Blackburn, Baker, Slowey, Who Will Move to the Pen?


Ron Gardenhire recently announced that Brian Duensing will be in the starting rotation this season, which leaves just two spots open behind he, Francisco Liriano, and Carl Pavano. For the record, I don’t think the decision to make Duensing a starter was a bad one at all, though I would be very surprised if the lefty posts an ERA below 3.00 again this year. He doesn’t miss many bats (a career 8.0 whiff rate), but he doesn’t give up many home runs either (7.7 HR/FB%), and provided Alexi Casilla and Tsuyoshi Nishioka aren’t complete butchers in the field, Duensing should make a perfectly acceptable mid-rotation starter. Nick Blackburn, Scott Baker, and Kevin Slowey will all be competing for those spots, provided nobody gets traded, of course. While there have been rumors floating around that the Twins have been shopping Liriano, and maybe even Slowey, nothing has been substantiated, so for the sake of this exercise, I’m operating on the assumption that the odd man out will be sent to the ‘pen.

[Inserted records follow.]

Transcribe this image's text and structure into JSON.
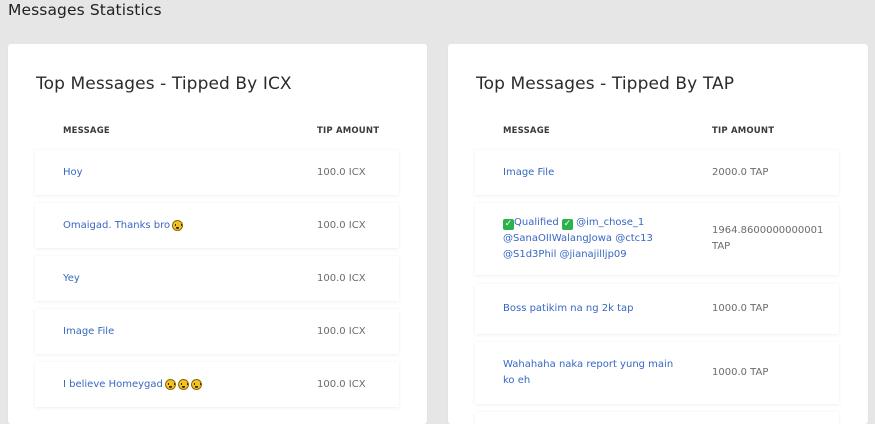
{
  "page": {
    "title": "Messages Statistics"
  },
  "icx_card": {
    "title": "Top Messages - Tipped By ICX",
    "col_message": "MESSAGE",
    "col_tip": "TIP AMOUNT",
    "rows": [
      {
        "message": "Hoy",
        "amount": "100.0 ICX"
      },
      {
        "message": "Omaigad. Thanks bro",
        "emoji": "hugging-face",
        "amount": "100.0 ICX"
      },
      {
        "message": "Yey",
        "amount": "100.0 ICX"
      },
      {
        "message": "Image File",
        "amount": "100.0 ICX"
      },
      {
        "message": "I believe Homeygad",
        "emoji": "grinning-face x3",
        "amount": "100.0 ICX"
      }
    ]
  },
  "tap_card": {
    "title": "Top Messages - Tipped By TAP",
    "col_message": "MESSAGE",
    "col_tip": "TIP AMOUNT",
    "rows": [
      {
        "message": "Image File",
        "amount": "2000.0 TAP"
      },
      {
        "message_parts": [
          "Qualified",
          "@im_chose_1",
          "@SanaOIIWalangJowa @ctc13",
          "@S1d3Phil @jianajilljp09"
        ],
        "emoji": "check-mark x2",
        "amount_line1": "1964.8600000000001",
        "amount_line2": "TAP"
      },
      {
        "message": "Boss patikim na ng 2k tap",
        "amount": "1000.0 TAP"
      },
      {
        "message_line1": "Wahahaha naka report yung main",
        "message_line2": "ko eh",
        "amount": "1000.0 TAP"
      }
    ]
  }
}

Nick Blackburn: It is probably a moot point, since he actually did pretty well in his first spring training appearance, but it is pretty unlikely that Blackburn would be sent to the bullpen if he failed to crack the rotation. With a career 4.25 K/9 rate and 88.3% contact rate, he isn’t really suited to relief work.

Scott Baker: Baker struggled in his first spring training appearance, needing 40 pitches to complete 1.2 innings, but he’s also suffered elbow problems and, given that he still isn’t completely healthy, seems a likely candidate for Tommy John surgery. This is precisely why I’m hoping the rumors that the Twins are interested in trading one of their starters is just idle talk by beat writers who have a deadline and no actual news to report.

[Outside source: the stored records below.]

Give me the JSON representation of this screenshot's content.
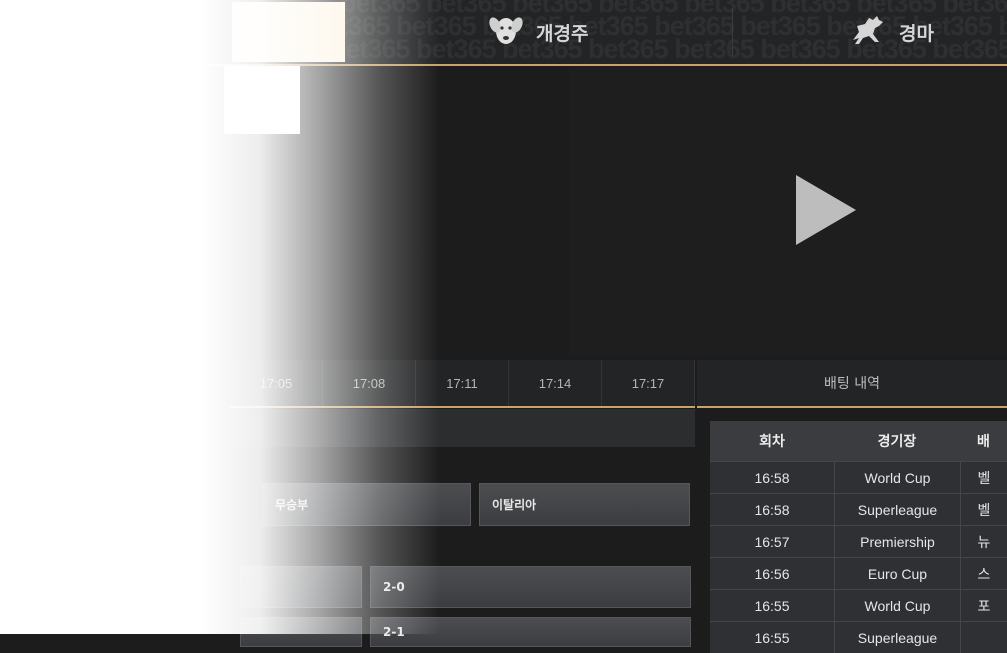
{
  "nav": {
    "watermark": "bet365 bet365 bet365 bet365 bet365 bet365 bet365 bet365 bet365 bet365",
    "greyhound_label": "개경주",
    "horse_label": "경마"
  },
  "time_tabs": [
    "17:05",
    "17:08",
    "17:11",
    "17:14",
    "17:17"
  ],
  "bet_history_label": "배팅 내역",
  "bets": {
    "row1": [
      "무승부",
      "이탈리아"
    ],
    "row2": [
      "",
      "2-0"
    ],
    "row3": [
      "",
      "2-1"
    ]
  },
  "history": {
    "headers": [
      "회차",
      "경기장",
      "배"
    ],
    "rows": [
      [
        "16:58",
        "World Cup",
        "벨"
      ],
      [
        "16:58",
        "Superleague",
        "벨"
      ],
      [
        "16:57",
        "Premiership",
        "뉴"
      ],
      [
        "16:56",
        "Euro Cup",
        "스"
      ],
      [
        "16:55",
        "World Cup",
        "포"
      ],
      [
        "16:55",
        "Superleague",
        ""
      ]
    ]
  },
  "colors": {
    "accent": "#c8a36a",
    "background": "#1c1c1c"
  }
}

Baker, for all his faults, is a fantastic control pitcher. He issues few free passes (2.27 BB/9) and misses a good number of bats, with a career 7.07 K9 rate. Though he is a bit homer-prone, with a 9.4 HR/FB%, he is good at getting pitchers to chase pitches outside the strikezone, with a career 30.8% O-Swing rate. Baker should be given every chance to make the rotation, it remains to be seen whether he will be healthy enough to stay there.

Kevin Slowey: If Baker is healthy, Slowey appears to be the odd man out of the rotation. He was clearly shaking off rust in his first spring training appearance against the Red Sox, surrendering three runs, including a two-run homer to David Ortiz, and walking two batters in just two innings of work. His last appearance was much better, pitching a couple of scoreless innings against the Rays, though he didn’t record any strikeouts. Slowey is the ultimate control pitcher; he hardly ever walks anyone (1.41 BB/9), but doesn’t rack up many strikeouts, either (6.86 K/9). However, he hasn’t been particularly durable during his major league career, suffering a slew of injuries of both the garden and freakish variety. Last season, a variety of arm problems limited him to 155.2 innings, and he hasn’t ever pitched more than 161 in any of his three major league seasons. Though I would like to see a healthy Slowey get another shot at sticking in the rotation, a move to the bullpen, where he wouldn’t have to pitch more than 70 innings a season, may be inevitable.